AL will always strive to offer long lasting clothing which is still affordable and so in the meantime we will focus on long-lasting fabrics. Long-lasting fabrics tend to contain more synthetic materials, which although are often man-made, does mean that they are more durable. AL’s designs are transitional over trend which means that these long-lasting fabrics are beneficial. We are very much at the early stages of beginning to offer even longer lasting designs and finished garments, with our goal being for garments to be worn and washed over and over again. 

Despite knowing that both the sourcing location and price would reduce our selection in fabric, one thing we didn’t predict was the requirement for a supplier to commit to production of a certain fabric for a minimum of 12 months. Because the industry typically works within seasons, our suppliers are used to switching out fabrics and so are more used to committing to a six month window of production. 

We are lucky enough to have a very good relationship with our main fabric supplier. This means that they allow us to predict a season in terms of the fabric meterage required, but then allow us to ‘call off’ the fabric as and when we need in. This essentially means that they hold the fabric for us and only once we need it do we request it is sent to us and thus pay for what we actually consume.

When a supplier cannot commit to a specific fabric being available all year round, they instead require us to pay for the entire amount of raw materials we require upfront.

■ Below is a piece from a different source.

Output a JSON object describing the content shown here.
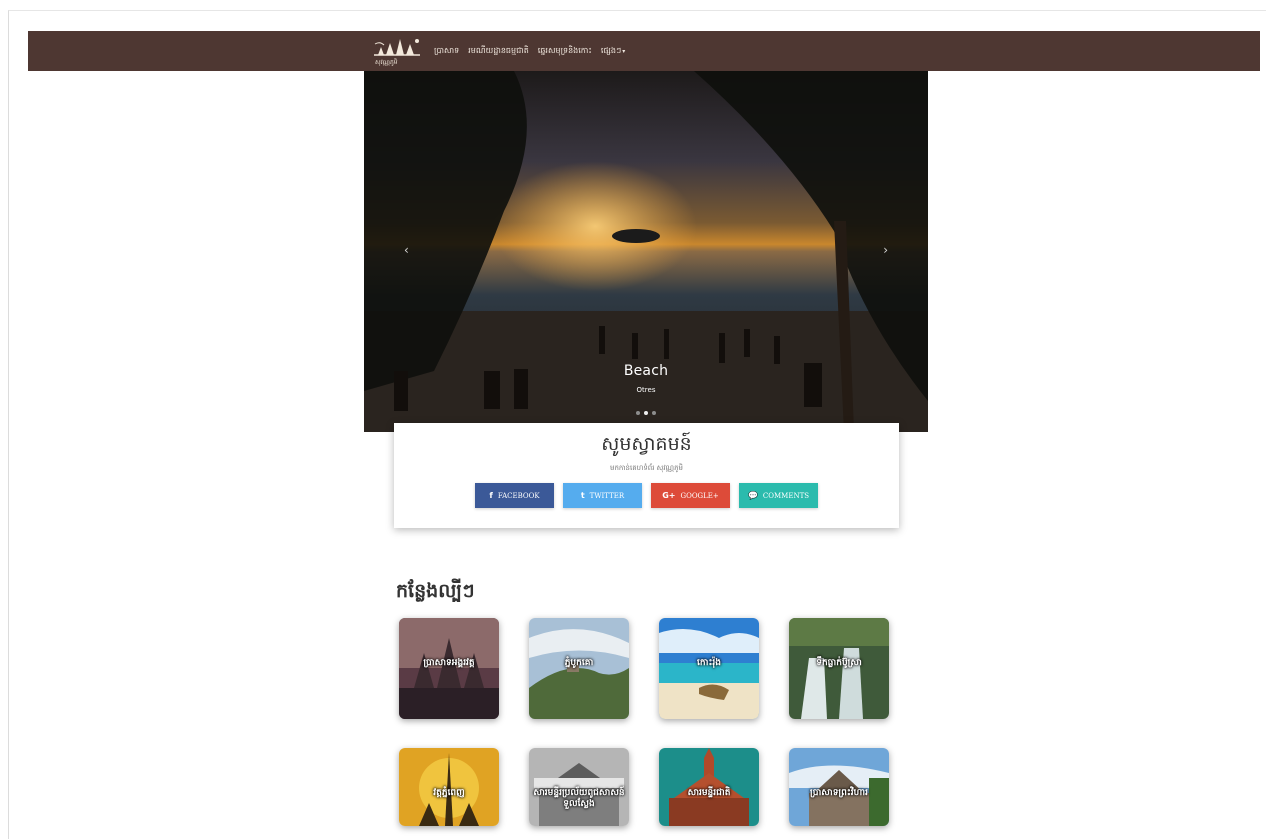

Not only is this difficult from a financial point, but when you are launching a collection with new fabrics for the first time it is incredibly difficult to predict how it will sell (particularly when the entire concept for the new collection is that the garments will be available for a minimum of 1 year!). The best example here is a new wide leg trouser design Heidi has trialled. Having sourced a gorgeous, lightweight slightly textured fabric, the sample of the wide leg trouser couldn’t have looked better. However when it came to ordering the fabric, the supplier could not commit to getting more of this fabric in, so we had to decide whether we wanted to buy the entire amount that they have upfront. Sadly this just wasn’t viable and although we have searched high and low, we were unable to source a similar fabric.


That said, we do have a few different fabrics optioned. We have purposely chosen to bring in two new fabrics that are quite different in price point (viscose and cotton blend loopback). By bringing fabrics of different price points we aim to highlight the differences in these fabrics; these differences include the composition and weight of the fabric, which in turn impacts the design, the hang, and silhouettes of the garments themselves.

So despite the hurdles, we have a selection of 4-5 (final number is design dependent) fabrics we are really happy with. All have been sourced in the UK, each of them contributes to making up an eclectic collection of garments and varying price points. Our goal with this collection was to create something which was available for year, accessible to all and give you some staple all year round pieces, all of which is possible through the fabrics we have chosen.  


Back to blog